Print the listing below again, exactly. Skip the pictures.

Given data:
-- Opening Marker --

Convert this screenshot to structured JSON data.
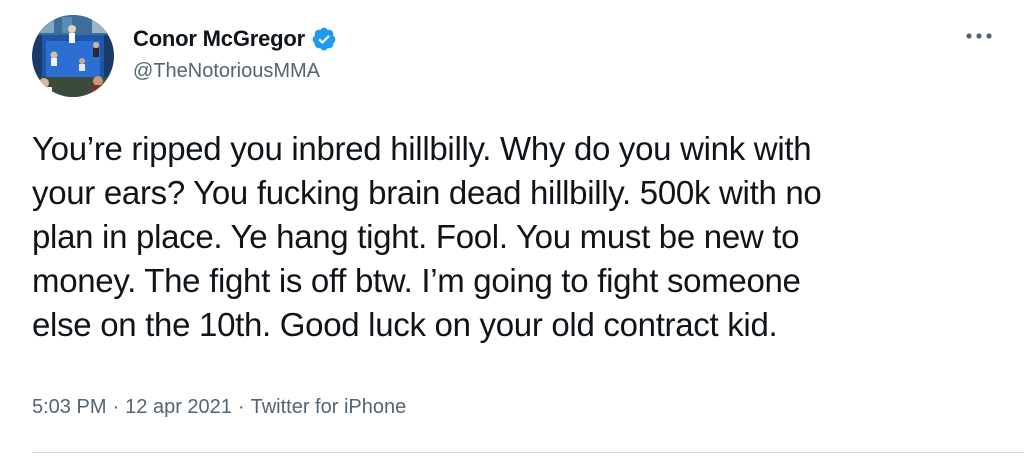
{
  "author": {
    "display_name": "Conor McGregor",
    "handle": "@TheNotoriousMMA",
    "verified_icon": "verified-badge-icon",
    "verified_color": "#1d9bf0"
  },
  "tweet": {
    "text": "You’re ripped you inbred hillbilly. Why do you wink with\nyour ears? You fucking brain dead hillbilly. 500k with no\nplan in place. Ye hang tight. Fool. You must be new to\nmoney. The fight is off btw. I’m going to fight someone\nelse on the 10th. Good luck on your old contract kid."
  },
  "meta": {
    "time": "5:03 PM",
    "separator": "·",
    "date": "12 apr 2021",
    "source": "Twitter for iPhone"
  },
  "icons": {
    "more": "more-dots-icon",
    "avatar": "avatar-image"
  },
  "colors": {
    "text_primary": "#0f1419",
    "text_secondary": "#536471",
    "divider": "#cfd9de"
  }
}
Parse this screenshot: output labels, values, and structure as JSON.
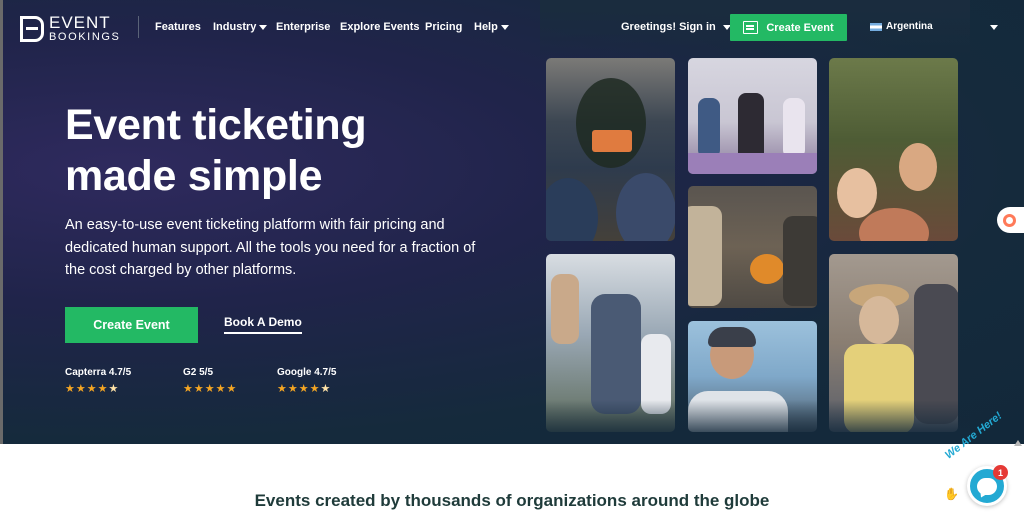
{
  "brand": {
    "line1": "EVENT",
    "line2": "BOOKINGS",
    "accent": "#23b964"
  },
  "nav": {
    "links": [
      {
        "label": "Features",
        "dropdown": false
      },
      {
        "label": "Industry",
        "dropdown": true
      },
      {
        "label": "Enterprise",
        "dropdown": false
      },
      {
        "label": "Explore Events",
        "dropdown": false
      },
      {
        "label": "Pricing",
        "dropdown": false
      },
      {
        "label": "Help",
        "dropdown": true
      }
    ],
    "signin": "Greetings! Sign in",
    "cta": "Create Event",
    "country": "Argentina"
  },
  "hero": {
    "title_line1": "Event ticketing",
    "title_line2": "made simple",
    "subtitle": "An easy-to-use event ticketing platform with fair pricing and dedicated human support. All the tools you need for a fraction of the cost charged by other platforms.",
    "primary_button": "Create Event",
    "secondary_button": "Book A Demo"
  },
  "ratings": [
    {
      "name": "Capterra 4.7/5",
      "score": 4.7
    },
    {
      "name": "G2 5/5",
      "score": 5
    },
    {
      "name": "Google 4.7/5",
      "score": 4.7
    }
  ],
  "photos": [
    {
      "name": "photo-outdoor-concert",
      "colors": [
        "#2e3b4d",
        "#8a5a3a",
        "#c9783f"
      ]
    },
    {
      "name": "photo-yoga-class",
      "colors": [
        "#c9c6d3",
        "#7f6f7a",
        "#e9e4ee"
      ]
    },
    {
      "name": "photo-festival-crowd",
      "colors": [
        "#5a6a3a",
        "#c07a5a",
        "#e7c0a0"
      ]
    },
    {
      "name": "photo-pumpkin-market",
      "colors": [
        "#4f4a44",
        "#e08a2a",
        "#c2b39a"
      ]
    },
    {
      "name": "photo-family-outdoors",
      "colors": [
        "#9aa8b5",
        "#4a5a74",
        "#d9c9b8"
      ]
    },
    {
      "name": "photo-cyclist",
      "colors": [
        "#7fa8c9",
        "#3a3f4a",
        "#c89a7a"
      ]
    },
    {
      "name": "photo-woman-with-hat",
      "colors": [
        "#9a8a7a",
        "#d6b89a",
        "#5a5f6a"
      ]
    }
  ],
  "lower": {
    "title": "Events created by thousands of organizations around the globe"
  },
  "chat": {
    "text": "We Are Here!",
    "count": "1"
  }
}
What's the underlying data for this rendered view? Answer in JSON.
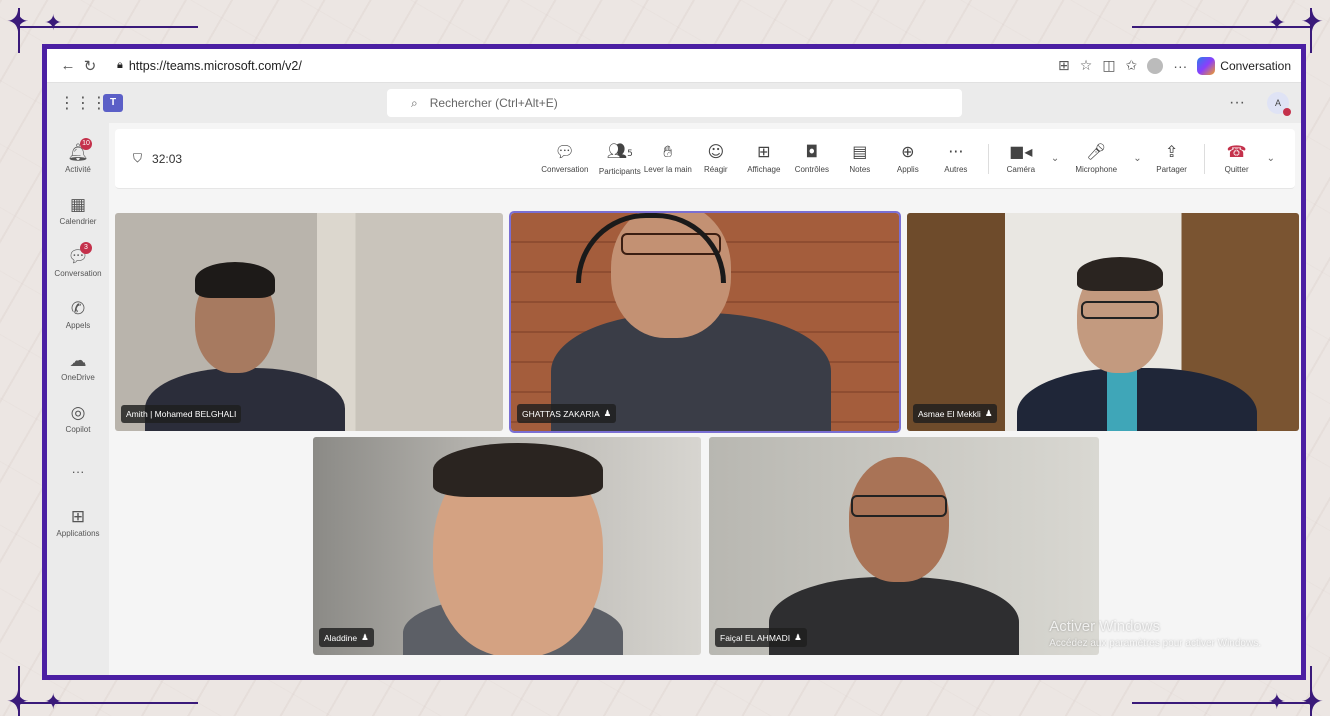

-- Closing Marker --

Response to the task:
Convert this screenshot to structured JSON data.
{
  "author": {
    "display_name": "Conor McGregor",
    "handle": "@TheNotoriousMMA",
    "verified_icon": "verified-badge-icon",
    "verified_color": "#1d9bf0"
  },
  "tweet": {
    "text": "You’re ripped you inbred hillbilly. Why do you wink with\nyour ears? You fucking brain dead hillbilly. 500k with no\nplan in place. Ye hang tight. Fool. You must be new to\nmoney. The fight is off btw. I’m going to fight someone\nelse on the 10th. Good luck on your old contract kid."
  },
  "meta": {
    "time": "5:03 PM",
    "separator": "·",
    "date": "12 apr 2021",
    "source": "Twitter for iPhone"
  },
  "icons": {
    "more": "more-dots-icon",
    "avatar": "avatar-image"
  },
  "colors": {
    "text_primary": "#0f1419",
    "text_secondary": "#536471",
    "divider": "#cfd9de"
  }
}
Parse this screenshot: output labels, values, and structure as JSON.
{
  "brand": {
    "line1": "EVENT",
    "line2": "BOOKINGS",
    "accent": "#23b964"
  },
  "nav": {
    "links": [
      {
        "label": "Features",
        "dropdown": false
      },
      {
        "label": "Industry",
        "dropdown": true
      },
      {
        "label": "Enterprise",
        "dropdown": false
      },
      {
        "label": "Explore Events",
        "dropdown": false
      },
      {
        "label": "Pricing",
        "dropdown": false
      },
      {
        "label": "Help",
        "dropdown": true
      }
    ],
    "signin": "Greetings! Sign in",
    "cta": "Create Event",
    "country": "Argentina"
  },
  "hero": {
    "title_line1": "Event ticketing",
    "title_line2": "made simple",
    "subtitle": "An easy-to-use event ticketing platform with fair pricing and dedicated human support. All the tools you need for a fraction of the cost charged by other platforms.",
    "primary_button": "Create Event",
    "secondary_button": "Book A Demo"
  },
  "ratings": [
    {
      "name": "Capterra 4.7/5",
      "score": 4.7
    },
    {
      "name": "G2 5/5",
      "score": 5
    },
    {
      "name": "Google 4.7/5",
      "score": 4.7
    }
  ],
  "photos": [
    {
      "name": "photo-outdoor-concert",
      "colors": [
        "#2e3b4d",
        "#8a5a3a",
        "#c9783f"
      ]
    },
    {
      "name": "photo-yoga-class",
      "colors": [
        "#c9c6d3",
        "#7f6f7a",
        "#e9e4ee"
      ]
    },
    {
      "name": "photo-festival-crowd",
      "colors": [
        "#5a6a3a",
        "#c07a5a",
        "#e7c0a0"
      ]
    },
    {
      "name": "photo-pumpkin-market",
      "colors": [
        "#4f4a44",
        "#e08a2a",
        "#c2b39a"
      ]
    },
    {
      "name": "photo-family-outdoors",
      "colors": [
        "#9aa8b5",
        "#4a5a74",
        "#d9c9b8"
      ]
    },
    {
      "name": "photo-cyclist",
      "colors": [
        "#7fa8c9",
        "#3a3f4a",
        "#c89a7a"
      ]
    },
    {
      "name": "photo-woman-with-hat",
      "colors": [
        "#9a8a7a",
        "#d6b89a",
        "#5a5f6a"
      ]
    }
  ],
  "lower": {
    "title": "Events created by thousands of organizations around the globe"
  },
  "chat": {
    "text": "We Are Here!",
    "count": "1"
  }
}
What's the underlying data for this rendered view? Answer in JSON.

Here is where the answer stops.